Mr. Dorrell

The Liberal party has had just as much difficulty as the Labour party in deciding its policy on the issue. Both parties forecast that there would be no support for fundholding when the scheme was launched. Both have found themselves embarrassed by the fact that, next year, more than half of all GPs in the health service will have opted voluntarily to join the fundholding scheme. My hon. Friend is quite right.

Mr. Burden

Can the Secretary of State tell me what the reaction of fundholders and other purchasers of health care in Birmingham will be when they look at the small print of the Budget? They will find that a promised 1.1 per cent. increase in funds will turn out to be equivalent to no more than a half per cent. increase, which will mean around £6 million cuts wherever health care is purchased. When the Secretary of State visits Birmingham next week, will he explain to the local people why their community services will be cut?

Mr. Dorrell

This is a question about primary care. One of the best bits of news in the Budget about primary care is that it allows for the continued growth of the family doctor service through the 4 per cent. real terms growth in resources available to it. I would have hoped that the hon. Gentleman might welcome that.

Mr. Dunn

Many thousands of people in the Dartford constituency have benefited from GP fundholding. Will the Secretary of State confirm that the Conservative party is the only party that supports that scheme? The Labour party is totally opposed to it now, as it always has been.

Mr. Dorrell

My hon. Friend is absolutely right that the Conservative party, and its Government, is the only party committed to the development of fundholding. Every fundholding GP and their patients want to know the policy of the Labour Front-Bench team. When the Opposition appear before a fundholding audience they say that they recognise that the freedoms available under the scheme have produced improvements. They give a soft message to fundholding doctors, but once they get back into the television studios they say that they are committed to abolishing the scheme. What is their policy? We are waiting.

Ms Harman

I presume, Madam Speaker, that I am supposed to ask a question rather than answer one. The Secretary of State has acknowledged that one of the effects of GP fundholding has been extra administrative costs. Is not it the case that as a direct result of the Government's NHS reforms the cost of NHS bureaucracy is an extra £1.5 billion every year? That money should be spent on patients, not on paperwork. I welcome the publication of the NHS bureaucracy league tables, which the right hon. Gentleman made available this morning, but can he explain to the House why it is that the worst health authority in the country—the one that spends most on bureaucracy—is Huntingdon, the Prime Minister's constituency?

Mr. Dorrell

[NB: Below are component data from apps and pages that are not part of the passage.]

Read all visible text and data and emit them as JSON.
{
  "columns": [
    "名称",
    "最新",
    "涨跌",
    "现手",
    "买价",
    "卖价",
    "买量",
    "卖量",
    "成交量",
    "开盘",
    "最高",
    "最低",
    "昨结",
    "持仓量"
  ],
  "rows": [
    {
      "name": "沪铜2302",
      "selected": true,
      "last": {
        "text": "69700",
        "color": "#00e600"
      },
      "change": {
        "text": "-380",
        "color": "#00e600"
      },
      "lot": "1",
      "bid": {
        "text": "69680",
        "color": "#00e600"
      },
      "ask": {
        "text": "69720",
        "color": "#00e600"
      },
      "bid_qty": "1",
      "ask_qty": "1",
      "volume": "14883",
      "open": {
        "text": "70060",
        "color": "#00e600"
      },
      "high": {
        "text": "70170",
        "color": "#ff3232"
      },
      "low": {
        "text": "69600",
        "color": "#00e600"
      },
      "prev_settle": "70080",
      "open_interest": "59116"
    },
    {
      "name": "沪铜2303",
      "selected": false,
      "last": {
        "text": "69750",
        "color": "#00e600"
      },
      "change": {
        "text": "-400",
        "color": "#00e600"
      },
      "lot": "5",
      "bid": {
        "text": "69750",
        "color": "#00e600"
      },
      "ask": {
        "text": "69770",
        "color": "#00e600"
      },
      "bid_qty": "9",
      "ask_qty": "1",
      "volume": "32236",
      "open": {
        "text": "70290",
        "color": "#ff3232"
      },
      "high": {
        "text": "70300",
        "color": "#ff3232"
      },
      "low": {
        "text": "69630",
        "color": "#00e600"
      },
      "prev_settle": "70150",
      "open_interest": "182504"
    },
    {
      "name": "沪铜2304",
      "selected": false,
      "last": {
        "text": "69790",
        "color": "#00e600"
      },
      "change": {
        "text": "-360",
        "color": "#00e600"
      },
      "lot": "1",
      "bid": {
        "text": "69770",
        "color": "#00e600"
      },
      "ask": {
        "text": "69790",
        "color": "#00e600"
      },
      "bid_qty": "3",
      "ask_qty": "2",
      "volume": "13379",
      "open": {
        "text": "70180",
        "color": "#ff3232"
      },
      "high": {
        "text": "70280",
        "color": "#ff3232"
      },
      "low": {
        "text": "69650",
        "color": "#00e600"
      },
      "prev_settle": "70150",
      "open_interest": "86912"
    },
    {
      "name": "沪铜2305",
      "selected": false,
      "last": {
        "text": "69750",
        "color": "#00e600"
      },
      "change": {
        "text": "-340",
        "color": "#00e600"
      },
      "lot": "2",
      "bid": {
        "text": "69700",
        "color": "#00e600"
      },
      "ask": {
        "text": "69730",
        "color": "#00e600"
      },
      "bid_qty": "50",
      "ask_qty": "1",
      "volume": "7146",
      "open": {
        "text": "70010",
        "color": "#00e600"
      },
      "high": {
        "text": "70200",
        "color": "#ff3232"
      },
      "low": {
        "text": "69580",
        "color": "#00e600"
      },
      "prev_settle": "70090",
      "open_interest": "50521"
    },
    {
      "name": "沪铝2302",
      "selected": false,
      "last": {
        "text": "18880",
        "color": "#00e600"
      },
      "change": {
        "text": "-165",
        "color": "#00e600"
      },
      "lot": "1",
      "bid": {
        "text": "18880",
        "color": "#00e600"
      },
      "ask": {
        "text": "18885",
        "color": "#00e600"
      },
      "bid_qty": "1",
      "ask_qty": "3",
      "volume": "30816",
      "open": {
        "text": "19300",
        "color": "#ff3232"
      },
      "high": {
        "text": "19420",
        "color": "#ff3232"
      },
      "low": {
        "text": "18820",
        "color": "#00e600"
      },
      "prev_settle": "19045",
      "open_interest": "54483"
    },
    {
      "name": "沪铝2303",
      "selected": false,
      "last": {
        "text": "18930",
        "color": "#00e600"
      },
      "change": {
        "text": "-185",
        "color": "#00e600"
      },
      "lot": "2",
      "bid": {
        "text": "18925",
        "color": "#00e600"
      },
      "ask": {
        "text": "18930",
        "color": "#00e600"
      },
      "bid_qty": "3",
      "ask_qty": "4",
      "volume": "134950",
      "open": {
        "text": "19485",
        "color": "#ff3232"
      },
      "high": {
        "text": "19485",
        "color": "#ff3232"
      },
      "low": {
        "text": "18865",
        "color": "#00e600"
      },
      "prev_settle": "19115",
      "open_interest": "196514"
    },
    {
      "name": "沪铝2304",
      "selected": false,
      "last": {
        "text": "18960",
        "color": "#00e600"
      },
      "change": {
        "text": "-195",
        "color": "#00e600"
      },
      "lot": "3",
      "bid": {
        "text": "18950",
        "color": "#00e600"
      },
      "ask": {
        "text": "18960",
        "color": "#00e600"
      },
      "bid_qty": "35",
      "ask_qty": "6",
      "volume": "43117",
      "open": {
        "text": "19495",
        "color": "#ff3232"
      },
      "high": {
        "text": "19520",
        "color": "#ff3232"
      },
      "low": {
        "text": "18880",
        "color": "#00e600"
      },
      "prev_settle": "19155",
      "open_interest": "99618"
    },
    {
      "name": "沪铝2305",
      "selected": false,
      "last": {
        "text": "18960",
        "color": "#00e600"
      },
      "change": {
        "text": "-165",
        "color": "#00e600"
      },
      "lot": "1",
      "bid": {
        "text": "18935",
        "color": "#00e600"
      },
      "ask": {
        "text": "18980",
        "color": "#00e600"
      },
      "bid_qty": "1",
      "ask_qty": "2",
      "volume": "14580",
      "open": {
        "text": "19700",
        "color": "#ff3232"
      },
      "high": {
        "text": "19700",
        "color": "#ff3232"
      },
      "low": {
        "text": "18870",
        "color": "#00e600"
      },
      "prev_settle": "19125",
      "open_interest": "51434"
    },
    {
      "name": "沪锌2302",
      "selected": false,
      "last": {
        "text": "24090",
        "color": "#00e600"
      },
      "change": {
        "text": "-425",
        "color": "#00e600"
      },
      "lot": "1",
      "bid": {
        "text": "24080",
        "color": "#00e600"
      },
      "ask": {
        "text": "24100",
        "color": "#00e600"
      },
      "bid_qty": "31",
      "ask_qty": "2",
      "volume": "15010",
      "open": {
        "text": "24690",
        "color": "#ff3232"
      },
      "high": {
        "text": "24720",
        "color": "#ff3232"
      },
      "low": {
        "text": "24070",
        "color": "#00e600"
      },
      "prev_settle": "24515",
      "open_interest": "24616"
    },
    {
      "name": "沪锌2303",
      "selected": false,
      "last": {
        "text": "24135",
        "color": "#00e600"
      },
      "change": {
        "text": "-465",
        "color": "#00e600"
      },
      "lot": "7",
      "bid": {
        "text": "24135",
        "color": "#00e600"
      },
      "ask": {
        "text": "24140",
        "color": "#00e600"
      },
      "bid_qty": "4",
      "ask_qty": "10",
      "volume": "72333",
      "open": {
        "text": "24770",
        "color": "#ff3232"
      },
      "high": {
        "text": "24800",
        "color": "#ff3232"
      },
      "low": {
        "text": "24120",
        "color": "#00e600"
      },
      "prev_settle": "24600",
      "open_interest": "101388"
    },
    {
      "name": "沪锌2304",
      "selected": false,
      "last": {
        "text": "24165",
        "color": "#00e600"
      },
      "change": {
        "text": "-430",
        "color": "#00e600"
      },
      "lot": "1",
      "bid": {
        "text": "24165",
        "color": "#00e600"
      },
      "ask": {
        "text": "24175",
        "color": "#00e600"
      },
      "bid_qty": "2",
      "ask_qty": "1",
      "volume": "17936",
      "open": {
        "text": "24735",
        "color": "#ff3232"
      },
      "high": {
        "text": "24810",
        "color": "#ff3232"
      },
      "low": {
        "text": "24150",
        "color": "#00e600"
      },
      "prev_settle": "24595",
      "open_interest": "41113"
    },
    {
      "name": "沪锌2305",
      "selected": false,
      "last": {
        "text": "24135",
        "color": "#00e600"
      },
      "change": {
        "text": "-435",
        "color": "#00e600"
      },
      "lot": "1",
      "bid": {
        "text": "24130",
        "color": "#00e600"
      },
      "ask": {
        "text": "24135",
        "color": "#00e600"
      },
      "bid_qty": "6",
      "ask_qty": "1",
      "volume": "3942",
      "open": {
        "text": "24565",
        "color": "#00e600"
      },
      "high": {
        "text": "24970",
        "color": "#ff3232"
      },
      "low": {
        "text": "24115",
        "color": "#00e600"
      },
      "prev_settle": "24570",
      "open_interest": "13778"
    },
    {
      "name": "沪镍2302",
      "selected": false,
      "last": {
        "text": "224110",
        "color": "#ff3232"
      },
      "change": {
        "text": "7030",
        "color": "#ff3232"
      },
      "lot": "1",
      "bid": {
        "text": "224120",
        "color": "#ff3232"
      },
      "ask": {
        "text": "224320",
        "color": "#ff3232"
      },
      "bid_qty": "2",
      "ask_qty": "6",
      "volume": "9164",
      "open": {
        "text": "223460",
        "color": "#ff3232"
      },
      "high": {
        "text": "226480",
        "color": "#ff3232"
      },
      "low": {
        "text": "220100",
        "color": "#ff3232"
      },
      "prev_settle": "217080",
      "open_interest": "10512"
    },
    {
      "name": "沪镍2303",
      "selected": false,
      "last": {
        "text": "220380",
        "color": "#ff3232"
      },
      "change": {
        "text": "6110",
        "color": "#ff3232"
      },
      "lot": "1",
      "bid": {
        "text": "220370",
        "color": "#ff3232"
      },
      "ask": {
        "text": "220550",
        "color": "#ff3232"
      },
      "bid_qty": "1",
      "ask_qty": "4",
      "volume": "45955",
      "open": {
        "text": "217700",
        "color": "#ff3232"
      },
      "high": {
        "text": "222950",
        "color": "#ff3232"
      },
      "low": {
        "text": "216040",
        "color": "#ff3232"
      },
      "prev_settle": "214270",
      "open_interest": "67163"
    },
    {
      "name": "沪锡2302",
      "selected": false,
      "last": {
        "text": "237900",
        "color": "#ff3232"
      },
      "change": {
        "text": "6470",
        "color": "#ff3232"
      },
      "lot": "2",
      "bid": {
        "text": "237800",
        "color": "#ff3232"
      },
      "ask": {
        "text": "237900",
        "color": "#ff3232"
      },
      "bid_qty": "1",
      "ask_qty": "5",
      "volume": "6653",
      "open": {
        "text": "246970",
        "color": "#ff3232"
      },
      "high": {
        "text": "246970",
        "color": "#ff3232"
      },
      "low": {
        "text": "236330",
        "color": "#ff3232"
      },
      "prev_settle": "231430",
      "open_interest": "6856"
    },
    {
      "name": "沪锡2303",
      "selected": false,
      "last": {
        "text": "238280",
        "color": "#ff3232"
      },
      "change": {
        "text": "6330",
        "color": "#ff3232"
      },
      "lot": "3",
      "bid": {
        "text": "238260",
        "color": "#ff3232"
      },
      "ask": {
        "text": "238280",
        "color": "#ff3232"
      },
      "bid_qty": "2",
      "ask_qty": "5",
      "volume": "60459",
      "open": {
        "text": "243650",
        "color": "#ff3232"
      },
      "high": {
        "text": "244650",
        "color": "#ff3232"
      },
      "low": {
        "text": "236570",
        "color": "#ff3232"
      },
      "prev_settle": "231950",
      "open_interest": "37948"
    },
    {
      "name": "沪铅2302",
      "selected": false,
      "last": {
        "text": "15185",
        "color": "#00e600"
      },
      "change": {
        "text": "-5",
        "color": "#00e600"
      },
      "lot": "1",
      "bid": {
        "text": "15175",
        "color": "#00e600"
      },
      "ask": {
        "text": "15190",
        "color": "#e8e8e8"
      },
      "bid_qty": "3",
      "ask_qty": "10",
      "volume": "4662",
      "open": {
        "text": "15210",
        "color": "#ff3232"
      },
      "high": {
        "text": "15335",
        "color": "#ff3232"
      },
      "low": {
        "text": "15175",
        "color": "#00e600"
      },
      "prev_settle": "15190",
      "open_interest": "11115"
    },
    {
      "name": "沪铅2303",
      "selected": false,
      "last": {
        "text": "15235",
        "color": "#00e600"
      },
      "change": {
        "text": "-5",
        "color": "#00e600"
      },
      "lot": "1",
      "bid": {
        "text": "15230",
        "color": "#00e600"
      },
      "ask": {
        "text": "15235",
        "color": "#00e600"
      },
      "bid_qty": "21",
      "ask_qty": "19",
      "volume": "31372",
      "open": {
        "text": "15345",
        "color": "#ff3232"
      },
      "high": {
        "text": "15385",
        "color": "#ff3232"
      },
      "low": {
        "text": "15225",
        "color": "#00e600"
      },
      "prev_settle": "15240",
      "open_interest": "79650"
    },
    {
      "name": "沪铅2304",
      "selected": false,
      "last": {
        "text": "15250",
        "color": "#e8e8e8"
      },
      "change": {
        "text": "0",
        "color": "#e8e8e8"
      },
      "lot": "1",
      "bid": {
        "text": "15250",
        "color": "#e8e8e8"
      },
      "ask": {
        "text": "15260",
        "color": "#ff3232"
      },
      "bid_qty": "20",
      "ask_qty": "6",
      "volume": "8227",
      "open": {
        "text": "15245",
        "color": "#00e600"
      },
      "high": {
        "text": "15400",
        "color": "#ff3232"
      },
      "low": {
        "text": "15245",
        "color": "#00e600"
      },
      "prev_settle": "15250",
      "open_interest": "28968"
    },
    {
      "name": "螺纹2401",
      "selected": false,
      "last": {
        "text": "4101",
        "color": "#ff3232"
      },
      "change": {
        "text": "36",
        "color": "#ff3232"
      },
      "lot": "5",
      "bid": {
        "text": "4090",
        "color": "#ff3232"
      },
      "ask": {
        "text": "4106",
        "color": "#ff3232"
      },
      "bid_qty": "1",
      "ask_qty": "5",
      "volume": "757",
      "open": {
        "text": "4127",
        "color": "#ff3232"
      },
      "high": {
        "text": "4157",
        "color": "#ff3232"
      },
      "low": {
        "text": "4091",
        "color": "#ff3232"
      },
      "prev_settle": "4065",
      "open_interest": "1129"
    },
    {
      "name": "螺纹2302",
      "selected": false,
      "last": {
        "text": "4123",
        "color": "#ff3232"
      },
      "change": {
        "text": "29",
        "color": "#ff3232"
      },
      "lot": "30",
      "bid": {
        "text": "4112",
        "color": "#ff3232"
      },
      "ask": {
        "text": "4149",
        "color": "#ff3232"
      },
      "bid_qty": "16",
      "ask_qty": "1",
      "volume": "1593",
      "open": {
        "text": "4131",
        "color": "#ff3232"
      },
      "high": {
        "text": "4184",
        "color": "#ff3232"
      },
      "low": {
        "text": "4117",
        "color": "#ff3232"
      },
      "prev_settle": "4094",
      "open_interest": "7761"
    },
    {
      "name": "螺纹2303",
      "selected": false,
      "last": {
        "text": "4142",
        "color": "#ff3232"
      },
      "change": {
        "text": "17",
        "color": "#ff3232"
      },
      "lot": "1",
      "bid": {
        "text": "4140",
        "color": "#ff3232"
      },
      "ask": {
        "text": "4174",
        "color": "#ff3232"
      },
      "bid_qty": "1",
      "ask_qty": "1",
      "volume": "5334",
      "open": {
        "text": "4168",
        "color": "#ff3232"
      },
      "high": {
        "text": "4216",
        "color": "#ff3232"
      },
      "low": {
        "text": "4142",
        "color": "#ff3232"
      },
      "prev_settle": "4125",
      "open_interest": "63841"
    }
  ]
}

The hon. Lady might have welcomed the fact that in that same health authority there is to be a 10 per cent. reduction in administrative costs next year. As she raised the subject, she might also have welcomed the fact that the announcements I made this morning represent a shift of resources out of grey suits into white coats of £280 million next year. There will be £280 million extra next year for the treatment of patients. When will the hon. Lady welcome that?

Mr. Anthony Coombs

Is my right hon. Friend aware that by April next year 100 per cent. of my constituents will be treated in GP fundholding practices? Does he agree that that is the result of decisions by GPs in order to give their patients the best possible level of primary health care services? In the light of that, is it not an absolute disgrace that the Labour party proposes either to abolish or emasculate GP fundholding?

Mr. Dorrell

I could not agree more with my hon. Friend. GPs in his constituency have chosen to operate a completely voluntary scheme because they believe that it will improve care to their patients. In that they agree with the Fabian Society and a wide range of other commentators who have looked at the scheme. We are still waiting for an answer from the Opposition Front Bench as to why they will not support the scheme.